* What is needed: Would you give the listing again exactly as written, minus its pictures?

┄┄┄┄┄┄

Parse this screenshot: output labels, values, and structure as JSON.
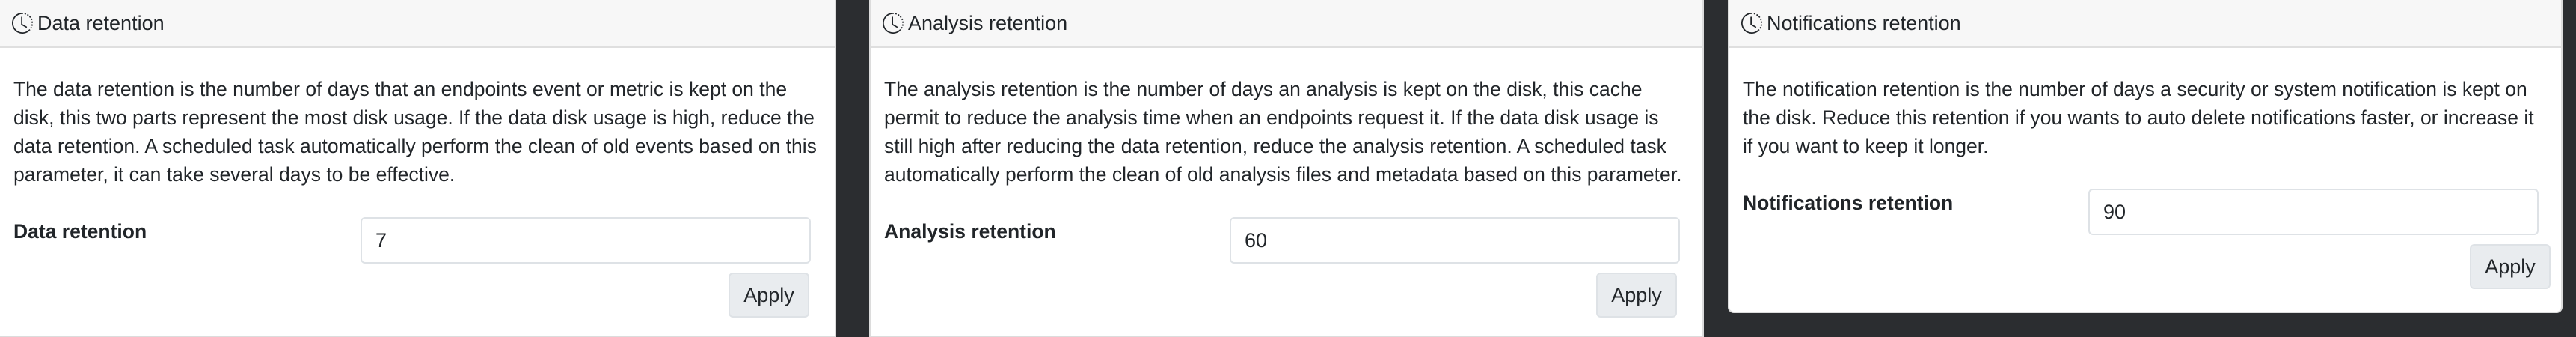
{
  "panels": [
    {
      "title": "Data retention",
      "icon": "history-icon",
      "description": "The data retention is the number of days that an endpoints event or metric is kept on the disk, this two parts represent the most disk usage. If the data disk usage is high, reduce the data retention. A scheduled task automatically perform the clean of old events based on this parameter, it can take several days to be effective.",
      "field_label": "Data retention",
      "field_value": "7",
      "apply_label": "Apply"
    },
    {
      "title": "Analysis retention",
      "icon": "history-icon",
      "description": "The analysis retention is the number of days an analysis is kept on the disk, this cache permit to reduce the analysis time when an endpoints request it. If the data disk usage is still high after reducing the data retention, reduce the analysis retention. A scheduled task automatically perform the clean of old analysis files and metadata based on this parameter.",
      "field_label": "Analysis retention",
      "field_value": "60",
      "apply_label": "Apply"
    },
    {
      "title": "Notifications retention",
      "icon": "history-icon",
      "description": "The notification retention is the number of days a security or system notification is kept on the disk. Reduce this retention if you wants to auto delete notifications faster, or increase it if you want to keep it longer.",
      "field_label": "Notifications retention",
      "field_value": "90",
      "apply_label": "Apply"
    }
  ]
}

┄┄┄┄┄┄

* Task output:
Parse this screenshot: output labels, values, and structure as JSON.
{
  "panels": [
    {
      "title": "Data retention",
      "icon": "history-icon",
      "description": "The data retention is the number of days that an endpoints event or metric is kept on the disk, this two parts represent the most disk usage. If the data disk usage is high, reduce the data retention. A scheduled task automatically perform the clean of old events based on this parameter, it can take several days to be effective.",
      "field_label": "Data retention",
      "field_value": "7",
      "apply_label": "Apply"
    },
    {
      "title": "Analysis retention",
      "icon": "history-icon",
      "description": "The analysis retention is the number of days an analysis is kept on the disk, this cache permit to reduce the analysis time when an endpoints request it. If the data disk usage is still high after reducing the data retention, reduce the analysis retention. A scheduled task automatically perform the clean of old analysis files and metadata based on this parameter.",
      "field_label": "Analysis retention",
      "field_value": "60",
      "apply_label": "Apply"
    },
    {
      "title": "Notifications retention",
      "icon": "history-icon",
      "description": "The notification retention is the number of days a security or system notification is kept on the disk. Reduce this retention if you wants to auto delete notifications faster, or increase it if you want to keep it longer.",
      "field_label": "Notifications retention",
      "field_value": "90",
      "apply_label": "Apply"
    }
  ]
}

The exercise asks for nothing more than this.